_Your task_
As you look over the data below, please find each line where the word "particle" appears, then copy it.

(Stored records)
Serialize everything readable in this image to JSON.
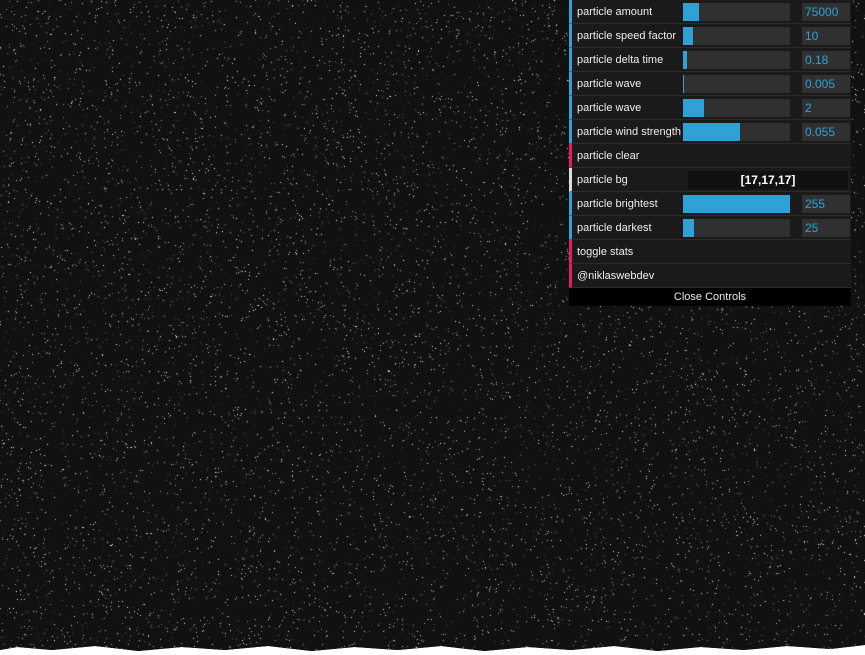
{
  "controls": {
    "sliders": [
      {
        "label": "particle amount",
        "value": "75000",
        "fill": 0.15
      },
      {
        "label": "particle speed factor",
        "value": "10",
        "fill": 0.09
      },
      {
        "label": "particle delta time",
        "value": "0.18",
        "fill": 0.04
      },
      {
        "label": "particle wave",
        "value": "0.005",
        "fill": 0.01
      },
      {
        "label": "particle wave",
        "value": "2",
        "fill": 0.2
      },
      {
        "label": "particle wind strength",
        "value": "0.055",
        "fill": 0.53
      }
    ],
    "clear_label": "particle clear",
    "bg_label": "particle bg",
    "bg_value": "[17,17,17]",
    "sliders2": [
      {
        "label": "particle brightest",
        "value": "255",
        "fill": 1.0
      },
      {
        "label": "particle darkest",
        "value": "25",
        "fill": 0.1
      }
    ],
    "toggle_stats_label": "toggle stats",
    "credit_label": "@niklaswebdev",
    "close_label": "Close Controls"
  },
  "colors": {
    "background": "#111111",
    "accent_number": "#2fa1d6",
    "accent_function": "#e61d5f"
  }
}
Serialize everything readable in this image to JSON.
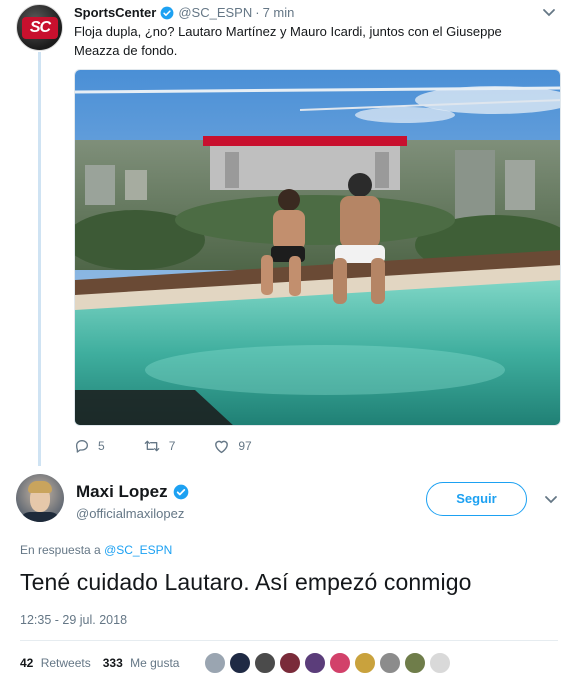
{
  "tweet": {
    "author_name": "SportsCenter",
    "author_handle": "@SC_ESPN",
    "time": "7 min",
    "avatar_text": "SC",
    "text": "Floja dupla, ¿no? Lautaro Martínez y Mauro Icardi, juntos con el Giuseppe Meazza de fondo.",
    "replies": "5",
    "retweets": "7",
    "likes": "97"
  },
  "reply": {
    "author_name": "Maxi Lopez",
    "author_handle": "@officialmaxilopez",
    "follow_label": "Seguir",
    "in_reply_prefix": "En respuesta a",
    "in_reply_mention": "@SC_ESPN",
    "text": "Tené cuidado Lautaro. Así empezó conmigo",
    "timestamp": "12:35 - 29 jul. 2018",
    "retweets_count": "42",
    "retweets_label": "Retweets",
    "likes_count": "333",
    "likes_label": "Me gusta"
  },
  "colors": {
    "accent": "#1da1f2",
    "secondary_text": "#657786",
    "brand_sc": "#c8102e"
  },
  "icons": [
    "verified-badge-icon",
    "chevron-down-icon",
    "reply-icon",
    "retweet-icon",
    "like-icon"
  ]
}
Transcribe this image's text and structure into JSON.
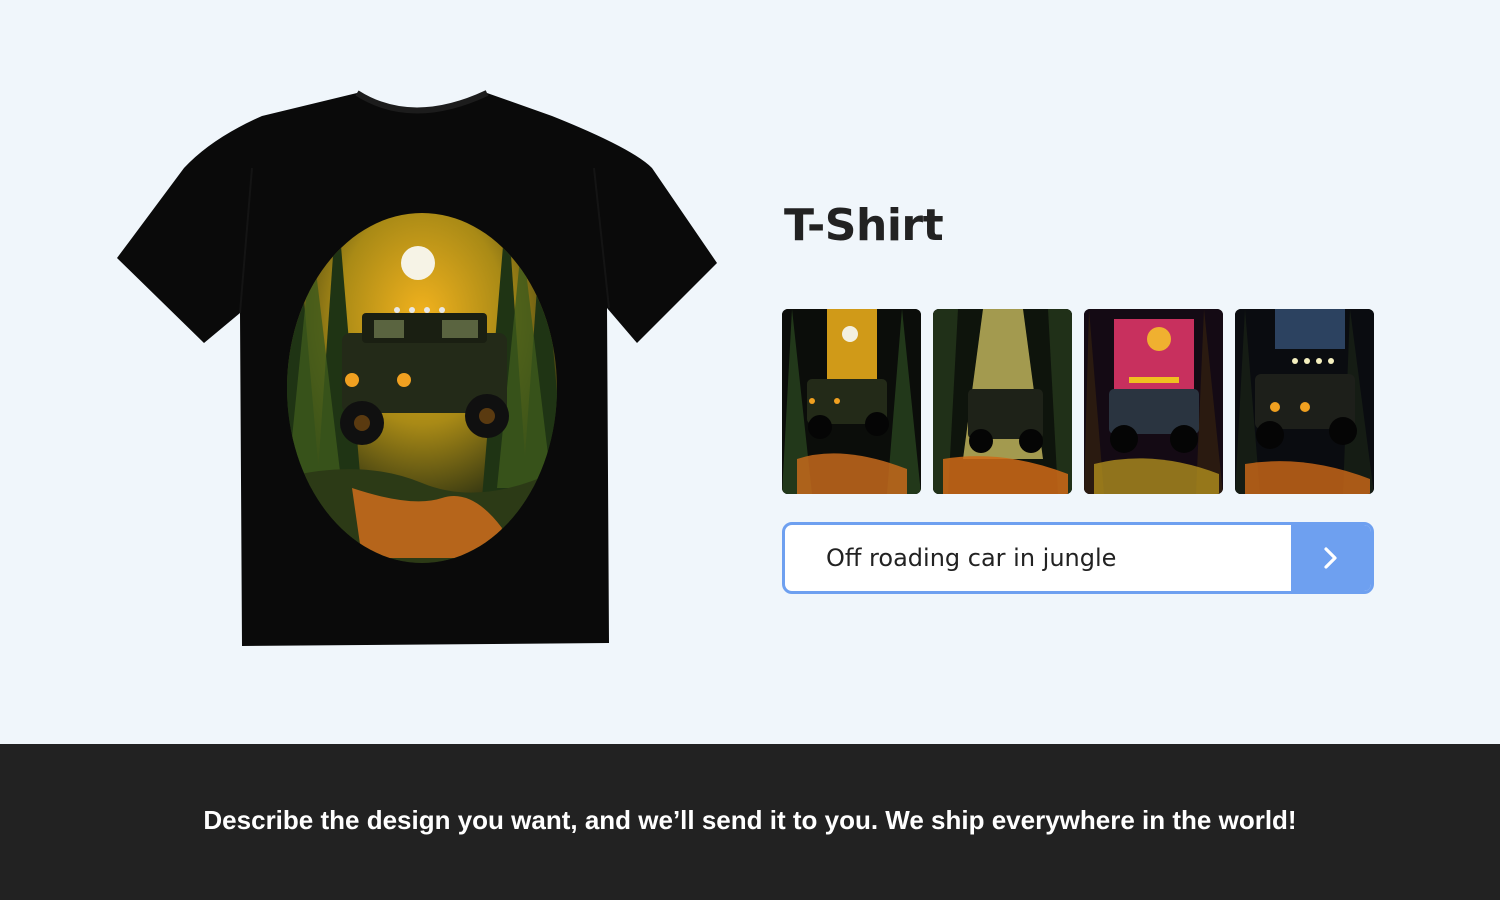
{
  "product": {
    "title": "T-Shirt",
    "image_icon": "tshirt-artwork",
    "shirt_color": "#0a0a0a"
  },
  "thumbnails": [
    {
      "name": "variant-1",
      "accent": "#f0b020"
    },
    {
      "name": "variant-2",
      "accent": "#e8d060"
    },
    {
      "name": "variant-3",
      "accent": "#e0407a"
    },
    {
      "name": "variant-4",
      "accent": "#3a5070"
    }
  ],
  "prompt": {
    "value": "Off roading car in jungle",
    "submit_icon": "chevron-right-icon"
  },
  "footer": {
    "text": "Describe the design you want, and we’ll send it to you. We ship everywhere in the world!"
  },
  "colors": {
    "background": "#f0f6fb",
    "accent": "#6ea0f0",
    "footer_bg": "#222222",
    "title": "#222222"
  }
}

_Task result_
        "label": "particle amount",
        "label": "particle speed factor",
        "label": "particle delta time",
        "label": "particle wave",
        "label": "particle wave",
        "label": "particle wind strength",
    "clear_label": "particle clear",
    "bg_label": "particle bg",
        "label": "particle brightest",
        "label": "particle darkest",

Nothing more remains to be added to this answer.